* [Input records]
○ ○ ○ ○ ○ ○ ○

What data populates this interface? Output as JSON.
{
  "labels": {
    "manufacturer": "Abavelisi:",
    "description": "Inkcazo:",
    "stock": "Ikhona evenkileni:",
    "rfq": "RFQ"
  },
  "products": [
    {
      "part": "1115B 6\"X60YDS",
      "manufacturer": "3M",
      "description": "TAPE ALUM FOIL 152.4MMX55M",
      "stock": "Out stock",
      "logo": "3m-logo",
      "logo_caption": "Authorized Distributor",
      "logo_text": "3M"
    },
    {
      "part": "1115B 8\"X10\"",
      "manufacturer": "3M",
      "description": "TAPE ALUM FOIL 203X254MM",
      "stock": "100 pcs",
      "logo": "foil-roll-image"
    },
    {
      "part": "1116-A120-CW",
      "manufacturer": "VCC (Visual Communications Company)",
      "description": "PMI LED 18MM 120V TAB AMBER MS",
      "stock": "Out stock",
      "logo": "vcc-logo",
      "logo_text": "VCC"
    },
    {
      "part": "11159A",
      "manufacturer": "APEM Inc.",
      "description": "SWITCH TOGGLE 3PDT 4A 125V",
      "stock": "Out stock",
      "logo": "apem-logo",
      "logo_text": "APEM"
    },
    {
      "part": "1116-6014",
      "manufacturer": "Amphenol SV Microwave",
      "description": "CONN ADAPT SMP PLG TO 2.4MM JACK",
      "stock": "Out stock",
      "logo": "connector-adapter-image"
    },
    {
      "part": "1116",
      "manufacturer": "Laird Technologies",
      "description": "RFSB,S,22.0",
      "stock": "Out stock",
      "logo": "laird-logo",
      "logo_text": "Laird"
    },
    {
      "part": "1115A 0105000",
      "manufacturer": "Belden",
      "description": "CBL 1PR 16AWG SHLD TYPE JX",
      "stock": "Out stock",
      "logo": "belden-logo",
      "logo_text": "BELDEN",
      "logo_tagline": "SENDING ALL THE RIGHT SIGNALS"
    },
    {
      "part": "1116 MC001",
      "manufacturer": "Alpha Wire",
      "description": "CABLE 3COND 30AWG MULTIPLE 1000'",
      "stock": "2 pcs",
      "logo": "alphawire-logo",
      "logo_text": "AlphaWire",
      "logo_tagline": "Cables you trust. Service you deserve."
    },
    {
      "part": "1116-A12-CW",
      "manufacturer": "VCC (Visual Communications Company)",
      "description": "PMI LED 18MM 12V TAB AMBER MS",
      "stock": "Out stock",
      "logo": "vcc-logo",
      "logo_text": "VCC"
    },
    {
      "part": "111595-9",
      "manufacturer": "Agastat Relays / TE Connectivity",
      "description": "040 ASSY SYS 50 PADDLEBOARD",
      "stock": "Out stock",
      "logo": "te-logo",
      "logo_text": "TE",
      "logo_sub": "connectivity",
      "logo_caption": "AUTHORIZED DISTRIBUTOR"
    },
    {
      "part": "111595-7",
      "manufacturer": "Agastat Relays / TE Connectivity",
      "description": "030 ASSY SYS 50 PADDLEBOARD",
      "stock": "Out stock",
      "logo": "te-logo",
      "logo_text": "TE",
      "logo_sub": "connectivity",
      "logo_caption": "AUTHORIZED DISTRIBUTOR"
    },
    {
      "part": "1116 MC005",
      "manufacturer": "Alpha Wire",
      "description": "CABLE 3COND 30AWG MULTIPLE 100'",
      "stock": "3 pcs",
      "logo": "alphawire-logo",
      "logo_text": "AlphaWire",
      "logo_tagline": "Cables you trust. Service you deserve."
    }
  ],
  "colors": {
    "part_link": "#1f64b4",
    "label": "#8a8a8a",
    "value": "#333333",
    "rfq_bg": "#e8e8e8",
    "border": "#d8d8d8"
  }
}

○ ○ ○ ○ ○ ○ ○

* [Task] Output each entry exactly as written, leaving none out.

* [Answer for this exercise]
What data populates this interface? Output as JSON.
{
  "labels": {
    "manufacturer": "Abavelisi:",
    "description": "Inkcazo:",
    "stock": "Ikhona evenkileni:",
    "rfq": "RFQ"
  },
  "products": [
    {
      "part": "1115B 6\"X60YDS",
      "manufacturer": "3M",
      "description": "TAPE ALUM FOIL 152.4MMX55M",
      "stock": "Out stock",
      "logo": "3m-logo",
      "logo_caption": "Authorized Distributor",
      "logo_text": "3M"
    },
    {
      "part": "1115B 8\"X10\"",
      "manufacturer": "3M",
      "description": "TAPE ALUM FOIL 203X254MM",
      "stock": "100 pcs",
      "logo": "foil-roll-image"
    },
    {
      "part": "1116-A120-CW",
      "manufacturer": "VCC (Visual Communications Company)",
      "description": "PMI LED 18MM 120V TAB AMBER MS",
      "stock": "Out stock",
      "logo": "vcc-logo",
      "logo_text": "VCC"
    },
    {
      "part": "11159A",
      "manufacturer": "APEM Inc.",
      "description": "SWITCH TOGGLE 3PDT 4A 125V",
      "stock": "Out stock",
      "logo": "apem-logo",
      "logo_text": "APEM"
    },
    {
      "part": "1116-6014",
      "manufacturer": "Amphenol SV Microwave",
      "description": "CONN ADAPT SMP PLG TO 2.4MM JACK",
      "stock": "Out stock",
      "logo": "connector-adapter-image"
    },
    {
      "part": "1116",
      "manufacturer": "Laird Technologies",
      "description": "RFSB,S,22.0",
      "stock": "Out stock",
      "logo": "laird-logo",
      "logo_text": "Laird"
    },
    {
      "part": "1115A 0105000",
      "manufacturer": "Belden",
      "description": "CBL 1PR 16AWG SHLD TYPE JX",
      "stock": "Out stock",
      "logo": "belden-logo",
      "logo_text": "BELDEN",
      "logo_tagline": "SENDING ALL THE RIGHT SIGNALS"
    },
    {
      "part": "1116 MC001",
      "manufacturer": "Alpha Wire",
      "description": "CABLE 3COND 30AWG MULTIPLE 1000'",
      "stock": "2 pcs",
      "logo": "alphawire-logo",
      "logo_text": "AlphaWire",
      "logo_tagline": "Cables you trust. Service you deserve."
    },
    {
      "part": "1116-A12-CW",
      "manufacturer": "VCC (Visual Communications Company)",
      "description": "PMI LED 18MM 12V TAB AMBER MS",
      "stock": "Out stock",
      "logo": "vcc-logo",
      "logo_text": "VCC"
    },
    {
      "part": "111595-9",
      "manufacturer": "Agastat Relays / TE Connectivity",
      "description": "040 ASSY SYS 50 PADDLEBOARD",
      "stock": "Out stock",
      "logo": "te-logo",
      "logo_text": "TE",
      "logo_sub": "connectivity",
      "logo_caption": "AUTHORIZED DISTRIBUTOR"
    },
    {
      "part": "111595-7",
      "manufacturer": "Agastat Relays / TE Connectivity",
      "description": "030 ASSY SYS 50 PADDLEBOARD",
      "stock": "Out stock",
      "logo": "te-logo",
      "logo_text": "TE",
      "logo_sub": "connectivity",
      "logo_caption": "AUTHORIZED DISTRIBUTOR"
    },
    {
      "part": "1116 MC005",
      "manufacturer": "Alpha Wire",
      "description": "CABLE 3COND 30AWG MULTIPLE 100'",
      "stock": "3 pcs",
      "logo": "alphawire-logo",
      "logo_text": "AlphaWire",
      "logo_tagline": "Cables you trust. Service you deserve."
    }
  ],
  "colors": {
    "part_link": "#1f64b4",
    "label": "#8a8a8a",
    "value": "#333333",
    "rfq_bg": "#e8e8e8",
    "border": "#d8d8d8"
  }
}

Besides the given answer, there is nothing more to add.